Some will argue that Karl asked the wrong person for forgiveness, and even claim that he could ask for forgiveness from those that he killed. However, the simple reality of the situation is that he had no other option, and he quite literally did what he had to do. Another claim is that he should have followed his Catholic procedure to ask for forgiveness. However, the Catholic church has a history of offering blanket pardons to terrible events, such as Pope Urban II with the crusades, Pope Innocent IV with the inquisition, Pope Sixtus IV actually blessed the Spanish Inquisition, Pope Innocent VIII did similar, and Pope Sixtus V blessed the Spanish Armada when they went to invade Britain. If Karl had any awareness of these he may have valued them lower than forgiveness from a Jew who suffered at the hands of his comrades. Some say he waited too long to apologize, but if we consider that he was literally going against everything he had learned his entire life, the time for his guilt to soak in is understandable. Lastly, people will argue that he only did it because of his impending death. However, it is clear in the story that he felt guilt long before and was spending this time letting the truth of the reality settle in, as mentioned in the previous point.
The claims that Karl picked the wrong person to ask, should of followed religious procedure, he waited too long, or only asked because of his nearing death hold no power when we consider that Karl had no other option, may not have valued Catholic forgiveness, had a lot to take in, and made his decision based on the direness of the situation, respectively. Add to that the emotional distress Simon felt as a result of his decision, the logic in Karl’s life that affected his actions, and the effort put forth by Karl to get forgiveness, and it becomes clear that Simon should have forgiven Karl.
“”The Final Solution” – Nazi Policy Towards Jews.” March of the Titans. Web. 17 Feb. 2011. <http://www.white-history.com/hwr64iv.htm>.
“The Impact of the First World War on Germany.” Schoolshistory.org.uk. Schools History. Web. <http://www.schoolshistory.org.uk/ASLevel_History/week3_impactofwar.htm>.
“Propaganda & Children during the Hitler Years.” Holocaust Educational Resource. Web. 17 Feb. 2011. <http://www.nizkor.org/hweb/people/m/mills-mary/mills-00.html>.
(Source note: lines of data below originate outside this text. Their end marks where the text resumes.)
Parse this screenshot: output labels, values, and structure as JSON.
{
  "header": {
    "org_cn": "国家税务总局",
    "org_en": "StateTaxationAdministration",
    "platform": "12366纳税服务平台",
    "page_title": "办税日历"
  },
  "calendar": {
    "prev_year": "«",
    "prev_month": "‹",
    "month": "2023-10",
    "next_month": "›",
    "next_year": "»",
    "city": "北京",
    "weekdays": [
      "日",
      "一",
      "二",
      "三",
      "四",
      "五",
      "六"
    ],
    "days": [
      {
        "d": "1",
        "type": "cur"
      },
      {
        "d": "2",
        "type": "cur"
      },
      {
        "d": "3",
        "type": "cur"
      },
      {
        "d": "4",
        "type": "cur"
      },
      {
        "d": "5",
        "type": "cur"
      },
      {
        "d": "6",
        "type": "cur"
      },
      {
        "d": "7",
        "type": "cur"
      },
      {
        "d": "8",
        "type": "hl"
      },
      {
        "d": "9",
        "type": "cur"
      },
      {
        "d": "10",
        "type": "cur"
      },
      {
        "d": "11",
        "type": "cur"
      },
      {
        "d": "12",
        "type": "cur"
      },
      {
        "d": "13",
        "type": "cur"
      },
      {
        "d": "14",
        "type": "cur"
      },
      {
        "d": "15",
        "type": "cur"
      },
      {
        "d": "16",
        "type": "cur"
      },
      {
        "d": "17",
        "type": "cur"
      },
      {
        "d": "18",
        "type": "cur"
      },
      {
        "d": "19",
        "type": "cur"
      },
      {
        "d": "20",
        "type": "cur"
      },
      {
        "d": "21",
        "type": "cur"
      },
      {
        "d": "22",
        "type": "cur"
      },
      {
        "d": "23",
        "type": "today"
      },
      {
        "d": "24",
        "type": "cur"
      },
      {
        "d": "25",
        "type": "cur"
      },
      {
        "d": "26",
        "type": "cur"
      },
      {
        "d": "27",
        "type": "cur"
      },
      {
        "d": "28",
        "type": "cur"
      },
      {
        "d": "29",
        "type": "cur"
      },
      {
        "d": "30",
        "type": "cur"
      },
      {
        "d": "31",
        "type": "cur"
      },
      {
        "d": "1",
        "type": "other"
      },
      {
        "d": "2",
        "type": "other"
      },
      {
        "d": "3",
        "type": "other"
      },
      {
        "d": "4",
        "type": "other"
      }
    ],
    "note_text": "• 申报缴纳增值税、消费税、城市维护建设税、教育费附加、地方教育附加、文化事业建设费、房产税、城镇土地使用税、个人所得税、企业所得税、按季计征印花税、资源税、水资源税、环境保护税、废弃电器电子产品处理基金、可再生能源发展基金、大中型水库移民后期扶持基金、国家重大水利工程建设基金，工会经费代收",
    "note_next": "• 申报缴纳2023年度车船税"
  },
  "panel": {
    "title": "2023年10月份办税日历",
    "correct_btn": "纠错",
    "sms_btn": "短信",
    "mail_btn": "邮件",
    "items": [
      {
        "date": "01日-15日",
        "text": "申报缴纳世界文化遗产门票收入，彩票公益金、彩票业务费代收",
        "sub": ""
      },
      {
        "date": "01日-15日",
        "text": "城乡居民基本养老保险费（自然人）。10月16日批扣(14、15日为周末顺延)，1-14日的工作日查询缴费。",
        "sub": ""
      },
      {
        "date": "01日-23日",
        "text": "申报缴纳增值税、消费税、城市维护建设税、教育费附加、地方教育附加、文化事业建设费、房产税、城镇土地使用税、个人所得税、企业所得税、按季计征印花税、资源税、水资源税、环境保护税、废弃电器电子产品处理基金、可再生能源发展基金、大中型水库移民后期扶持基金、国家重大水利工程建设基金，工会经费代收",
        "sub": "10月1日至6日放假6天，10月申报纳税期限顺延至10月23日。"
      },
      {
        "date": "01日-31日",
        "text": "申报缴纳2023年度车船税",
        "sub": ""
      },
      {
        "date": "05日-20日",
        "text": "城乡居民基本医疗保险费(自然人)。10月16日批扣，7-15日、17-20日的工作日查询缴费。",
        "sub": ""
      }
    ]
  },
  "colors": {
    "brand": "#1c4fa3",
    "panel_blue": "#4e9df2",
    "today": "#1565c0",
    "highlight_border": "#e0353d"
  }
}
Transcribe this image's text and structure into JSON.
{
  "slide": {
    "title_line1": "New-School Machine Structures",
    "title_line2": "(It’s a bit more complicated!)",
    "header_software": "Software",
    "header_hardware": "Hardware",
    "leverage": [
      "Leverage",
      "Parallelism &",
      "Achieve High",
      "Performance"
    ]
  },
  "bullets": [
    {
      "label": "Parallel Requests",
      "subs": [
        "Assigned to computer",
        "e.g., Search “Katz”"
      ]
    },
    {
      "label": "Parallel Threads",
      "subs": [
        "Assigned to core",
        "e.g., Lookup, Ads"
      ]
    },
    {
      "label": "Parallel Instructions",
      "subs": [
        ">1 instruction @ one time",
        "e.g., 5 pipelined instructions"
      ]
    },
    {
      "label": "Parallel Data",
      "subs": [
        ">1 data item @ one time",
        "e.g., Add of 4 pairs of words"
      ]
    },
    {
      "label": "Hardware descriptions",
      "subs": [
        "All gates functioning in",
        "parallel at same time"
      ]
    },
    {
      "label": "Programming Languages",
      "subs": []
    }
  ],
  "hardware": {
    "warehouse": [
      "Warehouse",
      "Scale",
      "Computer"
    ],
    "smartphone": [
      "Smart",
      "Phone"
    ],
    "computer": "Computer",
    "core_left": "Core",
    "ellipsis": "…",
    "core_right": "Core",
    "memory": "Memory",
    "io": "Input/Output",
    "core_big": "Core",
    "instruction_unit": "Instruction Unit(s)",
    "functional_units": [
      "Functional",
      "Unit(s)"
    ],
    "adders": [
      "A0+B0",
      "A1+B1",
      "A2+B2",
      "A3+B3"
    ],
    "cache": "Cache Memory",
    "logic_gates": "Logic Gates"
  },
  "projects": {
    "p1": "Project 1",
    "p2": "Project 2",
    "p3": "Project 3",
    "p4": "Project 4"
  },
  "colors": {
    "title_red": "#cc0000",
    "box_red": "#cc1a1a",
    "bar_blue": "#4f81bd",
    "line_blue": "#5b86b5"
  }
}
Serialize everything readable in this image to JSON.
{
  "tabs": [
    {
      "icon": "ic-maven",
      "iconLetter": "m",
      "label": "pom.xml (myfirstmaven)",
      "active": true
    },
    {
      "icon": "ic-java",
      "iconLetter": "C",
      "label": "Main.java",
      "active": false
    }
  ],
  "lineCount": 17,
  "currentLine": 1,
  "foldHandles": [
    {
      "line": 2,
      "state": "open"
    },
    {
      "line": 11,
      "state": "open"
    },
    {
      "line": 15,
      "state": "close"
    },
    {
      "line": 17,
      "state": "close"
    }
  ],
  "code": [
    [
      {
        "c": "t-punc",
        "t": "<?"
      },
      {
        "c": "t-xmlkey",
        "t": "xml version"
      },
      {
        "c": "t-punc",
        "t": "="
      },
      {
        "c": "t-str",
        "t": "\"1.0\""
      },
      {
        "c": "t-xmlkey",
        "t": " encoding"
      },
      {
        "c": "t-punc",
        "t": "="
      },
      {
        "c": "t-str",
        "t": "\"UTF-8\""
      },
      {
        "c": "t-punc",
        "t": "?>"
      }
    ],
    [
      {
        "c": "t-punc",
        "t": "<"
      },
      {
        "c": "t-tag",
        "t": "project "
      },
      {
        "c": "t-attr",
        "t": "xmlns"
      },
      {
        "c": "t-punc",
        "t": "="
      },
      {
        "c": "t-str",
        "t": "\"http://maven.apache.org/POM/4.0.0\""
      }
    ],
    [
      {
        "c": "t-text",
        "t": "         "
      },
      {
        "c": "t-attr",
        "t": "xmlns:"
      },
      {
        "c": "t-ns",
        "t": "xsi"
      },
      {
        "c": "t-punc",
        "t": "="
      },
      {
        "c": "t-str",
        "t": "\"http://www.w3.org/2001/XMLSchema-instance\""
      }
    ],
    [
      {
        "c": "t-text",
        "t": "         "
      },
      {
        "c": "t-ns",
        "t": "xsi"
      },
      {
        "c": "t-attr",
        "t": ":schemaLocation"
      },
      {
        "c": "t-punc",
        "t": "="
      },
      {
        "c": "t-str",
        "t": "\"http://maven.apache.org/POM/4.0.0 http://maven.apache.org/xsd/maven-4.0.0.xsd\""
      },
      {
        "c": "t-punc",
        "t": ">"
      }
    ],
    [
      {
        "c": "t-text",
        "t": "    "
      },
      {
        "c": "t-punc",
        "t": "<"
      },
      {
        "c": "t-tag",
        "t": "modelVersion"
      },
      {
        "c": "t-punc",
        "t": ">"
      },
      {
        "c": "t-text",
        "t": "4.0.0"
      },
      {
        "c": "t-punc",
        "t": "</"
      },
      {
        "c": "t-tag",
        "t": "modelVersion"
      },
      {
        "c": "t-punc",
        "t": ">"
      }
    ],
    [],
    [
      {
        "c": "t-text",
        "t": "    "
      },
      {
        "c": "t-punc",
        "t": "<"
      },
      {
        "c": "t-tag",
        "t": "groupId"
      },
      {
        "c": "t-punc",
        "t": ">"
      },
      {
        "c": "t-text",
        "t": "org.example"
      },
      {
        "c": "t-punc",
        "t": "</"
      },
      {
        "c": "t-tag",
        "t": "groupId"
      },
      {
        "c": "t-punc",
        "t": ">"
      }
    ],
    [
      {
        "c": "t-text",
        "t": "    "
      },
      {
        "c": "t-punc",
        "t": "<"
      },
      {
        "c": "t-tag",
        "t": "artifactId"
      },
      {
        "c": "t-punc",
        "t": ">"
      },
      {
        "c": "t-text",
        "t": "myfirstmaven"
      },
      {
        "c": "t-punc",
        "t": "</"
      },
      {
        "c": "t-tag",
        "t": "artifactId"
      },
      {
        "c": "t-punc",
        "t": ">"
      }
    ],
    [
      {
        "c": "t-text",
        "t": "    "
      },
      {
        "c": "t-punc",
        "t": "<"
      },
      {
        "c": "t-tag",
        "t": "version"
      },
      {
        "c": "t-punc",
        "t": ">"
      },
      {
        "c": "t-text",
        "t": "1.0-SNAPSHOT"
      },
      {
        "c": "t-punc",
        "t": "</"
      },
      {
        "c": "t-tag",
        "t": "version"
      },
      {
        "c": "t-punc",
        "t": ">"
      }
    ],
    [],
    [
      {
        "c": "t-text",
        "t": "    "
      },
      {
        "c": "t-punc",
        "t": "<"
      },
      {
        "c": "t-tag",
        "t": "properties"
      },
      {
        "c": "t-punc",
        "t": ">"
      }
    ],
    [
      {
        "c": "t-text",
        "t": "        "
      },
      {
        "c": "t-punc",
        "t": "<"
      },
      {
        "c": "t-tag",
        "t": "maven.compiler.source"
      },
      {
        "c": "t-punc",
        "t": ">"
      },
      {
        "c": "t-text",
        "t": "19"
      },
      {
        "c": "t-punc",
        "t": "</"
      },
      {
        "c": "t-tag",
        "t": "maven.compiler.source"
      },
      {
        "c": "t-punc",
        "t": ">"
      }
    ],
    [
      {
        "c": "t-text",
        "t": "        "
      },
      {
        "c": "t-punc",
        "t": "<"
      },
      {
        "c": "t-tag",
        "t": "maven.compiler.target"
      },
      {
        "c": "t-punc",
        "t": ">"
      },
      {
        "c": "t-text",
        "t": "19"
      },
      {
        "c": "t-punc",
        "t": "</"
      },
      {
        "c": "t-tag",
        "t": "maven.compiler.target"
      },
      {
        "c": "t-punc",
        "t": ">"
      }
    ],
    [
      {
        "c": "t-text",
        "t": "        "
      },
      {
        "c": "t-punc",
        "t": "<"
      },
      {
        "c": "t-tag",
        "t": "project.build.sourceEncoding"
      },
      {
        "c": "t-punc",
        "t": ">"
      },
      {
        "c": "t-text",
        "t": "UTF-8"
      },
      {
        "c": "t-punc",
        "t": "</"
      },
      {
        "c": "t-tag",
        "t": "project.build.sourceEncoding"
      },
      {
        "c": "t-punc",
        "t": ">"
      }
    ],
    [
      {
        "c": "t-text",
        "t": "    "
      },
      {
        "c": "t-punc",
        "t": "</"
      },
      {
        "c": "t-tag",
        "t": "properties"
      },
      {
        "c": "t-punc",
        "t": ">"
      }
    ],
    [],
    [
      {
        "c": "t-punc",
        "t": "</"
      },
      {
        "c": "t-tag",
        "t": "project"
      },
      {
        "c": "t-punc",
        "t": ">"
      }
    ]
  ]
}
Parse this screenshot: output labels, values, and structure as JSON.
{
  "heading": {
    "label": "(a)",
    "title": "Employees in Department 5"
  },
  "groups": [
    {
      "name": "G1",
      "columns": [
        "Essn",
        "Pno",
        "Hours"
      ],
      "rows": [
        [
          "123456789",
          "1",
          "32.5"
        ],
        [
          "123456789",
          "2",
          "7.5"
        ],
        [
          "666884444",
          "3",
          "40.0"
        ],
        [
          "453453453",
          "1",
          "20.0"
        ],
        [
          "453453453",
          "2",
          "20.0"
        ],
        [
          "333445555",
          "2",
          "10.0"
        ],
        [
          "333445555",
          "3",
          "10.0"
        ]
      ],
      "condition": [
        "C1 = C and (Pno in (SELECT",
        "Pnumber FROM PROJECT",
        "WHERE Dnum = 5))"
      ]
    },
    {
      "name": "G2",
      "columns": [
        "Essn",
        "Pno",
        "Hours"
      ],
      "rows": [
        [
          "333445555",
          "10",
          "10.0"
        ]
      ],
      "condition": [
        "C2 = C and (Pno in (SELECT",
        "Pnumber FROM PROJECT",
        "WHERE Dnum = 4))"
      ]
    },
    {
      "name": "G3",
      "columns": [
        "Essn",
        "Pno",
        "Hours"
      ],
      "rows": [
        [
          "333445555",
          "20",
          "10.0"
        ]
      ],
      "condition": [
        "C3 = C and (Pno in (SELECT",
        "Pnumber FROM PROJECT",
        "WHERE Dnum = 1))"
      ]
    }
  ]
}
Wiesenthal, Simon. The Sunflower: on the Possibilities and Limits of Forgiveness. New York: Schocken , 1998., 1998. Print.